Analytic geometry of the sort usually found in multivariable calculus enters our discussion as we imagine displaying a three dimensional object on a two-dimensional computer screen or photographic print. Figure 2 depicts the two most common ways of accomplishing such a projection.

(a) *Perspective projection* (b) *Orthographic projection*

**Figure 2**

- In
*perspective projection*[Figure 2(a)], we imagine that the eye of an observer is at a point that is neither a point of the object (the cube) nor a point of a given plane , where the scene will be projected. Then any point of the object is projected to the point where the line through and meets the plane . The final step is to coordinatize this plane so as to identify its points with the pixels of the output image. - In
*orthographic projection*[Figure 2(b)], we imagine that the eye of the observer is at infinity, and the observer views the scene along a fixed direction vector . This time, each point of the scene is projected to the point where the line through with direction vector meets a given plane (a plane with normal vector ).

(a) *Perspective projection* (b) *Orthographic projection*

**Figure 3**

As one can see from Figure 3, a cube drawn with a perspective projection has back edges that are smaller in size than the front edges, suggestive of the greater distance from the eye.
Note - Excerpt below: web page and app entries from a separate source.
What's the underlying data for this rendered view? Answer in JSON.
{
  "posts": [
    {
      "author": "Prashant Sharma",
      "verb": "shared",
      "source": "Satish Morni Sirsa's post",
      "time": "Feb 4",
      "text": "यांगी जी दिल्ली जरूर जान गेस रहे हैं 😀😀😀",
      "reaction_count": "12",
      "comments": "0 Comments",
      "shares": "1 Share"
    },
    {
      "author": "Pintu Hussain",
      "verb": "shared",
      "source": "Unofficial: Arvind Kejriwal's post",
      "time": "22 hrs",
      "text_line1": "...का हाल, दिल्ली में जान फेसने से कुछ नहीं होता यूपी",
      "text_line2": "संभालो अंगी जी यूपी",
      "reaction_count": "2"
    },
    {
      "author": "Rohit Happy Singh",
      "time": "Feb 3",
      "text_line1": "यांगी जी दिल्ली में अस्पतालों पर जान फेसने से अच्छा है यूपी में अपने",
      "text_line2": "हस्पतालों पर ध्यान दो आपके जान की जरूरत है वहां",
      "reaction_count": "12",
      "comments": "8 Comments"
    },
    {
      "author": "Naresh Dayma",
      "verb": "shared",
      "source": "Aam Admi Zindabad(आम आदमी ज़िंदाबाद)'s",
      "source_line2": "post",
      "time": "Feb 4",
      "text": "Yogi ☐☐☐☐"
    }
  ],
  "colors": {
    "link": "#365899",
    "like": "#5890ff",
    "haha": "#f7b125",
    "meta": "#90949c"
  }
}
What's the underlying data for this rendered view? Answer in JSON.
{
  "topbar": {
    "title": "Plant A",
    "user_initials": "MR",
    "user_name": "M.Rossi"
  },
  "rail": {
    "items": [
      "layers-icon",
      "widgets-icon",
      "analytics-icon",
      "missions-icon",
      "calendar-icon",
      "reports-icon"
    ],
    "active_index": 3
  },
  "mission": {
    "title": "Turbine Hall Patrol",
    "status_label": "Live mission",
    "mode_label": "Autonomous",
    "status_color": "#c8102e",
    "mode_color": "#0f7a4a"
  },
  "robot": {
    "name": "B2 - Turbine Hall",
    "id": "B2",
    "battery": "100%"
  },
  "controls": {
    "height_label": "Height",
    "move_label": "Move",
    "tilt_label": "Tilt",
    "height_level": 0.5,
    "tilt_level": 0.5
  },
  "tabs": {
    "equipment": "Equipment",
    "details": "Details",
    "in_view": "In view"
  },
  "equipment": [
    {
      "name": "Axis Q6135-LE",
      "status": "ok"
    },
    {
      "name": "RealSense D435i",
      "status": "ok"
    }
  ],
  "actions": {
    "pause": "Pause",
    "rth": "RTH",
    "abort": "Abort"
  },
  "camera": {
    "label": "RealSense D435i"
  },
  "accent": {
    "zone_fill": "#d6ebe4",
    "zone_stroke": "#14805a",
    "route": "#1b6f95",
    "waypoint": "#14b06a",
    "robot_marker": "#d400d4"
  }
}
In contrast, the orthographic projection yields front and back edges of the same size. Both projection methods are fundamental in computer graphics, and I think a discussion of them can provide a compelling application of certain topics from calculus and linear algebra.

Journal of Online Mathematics and its Applications